──────── Data provided ────────
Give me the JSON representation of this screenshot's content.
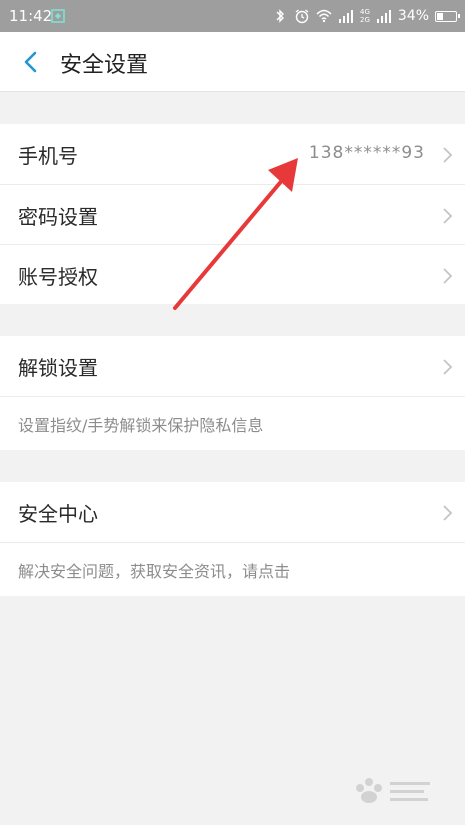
{
  "status_bar": {
    "time": "11:42",
    "network_top": "4G",
    "network_bottom": "2G",
    "battery_percent": "34%",
    "battery_level": 0.34,
    "icons": [
      "screenshot-icon",
      "bluetooth-icon",
      "alarm-icon",
      "wifi-icon",
      "signal-icon",
      "battery-icon"
    ]
  },
  "header": {
    "back_icon": "back-chevron-icon",
    "title": "安全设置"
  },
  "groups": {
    "account": {
      "phone": {
        "label": "手机号",
        "value": "138******93"
      },
      "password": {
        "label": "密码设置"
      },
      "authorization": {
        "label": "账号授权"
      }
    },
    "unlock": {
      "label": "解锁设置",
      "hint": "设置指纹/手势解锁来保护隐私信息"
    },
    "security_center": {
      "label": "安全中心",
      "hint": "解决安全问题，获取安全资讯，请点击"
    }
  },
  "colors": {
    "status_bar_bg": "#9e9e9e",
    "accent_blue": "#2196d3",
    "arrow_red": "#e8393a",
    "page_bg": "#f2f2f2"
  }
}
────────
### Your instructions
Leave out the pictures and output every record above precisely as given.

### Solution to the problem
Give me the JSON representation of this screenshot's content.
{
  "status_bar": {
    "time": "11:42",
    "network_top": "4G",
    "network_bottom": "2G",
    "battery_percent": "34%",
    "battery_level": 0.34,
    "icons": [
      "screenshot-icon",
      "bluetooth-icon",
      "alarm-icon",
      "wifi-icon",
      "signal-icon",
      "battery-icon"
    ]
  },
  "header": {
    "back_icon": "back-chevron-icon",
    "title": "安全设置"
  },
  "groups": {
    "account": {
      "phone": {
        "label": "手机号",
        "value": "138******93"
      },
      "password": {
        "label": "密码设置"
      },
      "authorization": {
        "label": "账号授权"
      }
    },
    "unlock": {
      "label": "解锁设置",
      "hint": "设置指纹/手势解锁来保护隐私信息"
    },
    "security_center": {
      "label": "安全中心",
      "hint": "解决安全问题，获取安全资讯，请点击"
    }
  },
  "colors": {
    "status_bar_bg": "#9e9e9e",
    "accent_blue": "#2196d3",
    "arrow_red": "#e8393a",
    "page_bg": "#f2f2f2"
  }
}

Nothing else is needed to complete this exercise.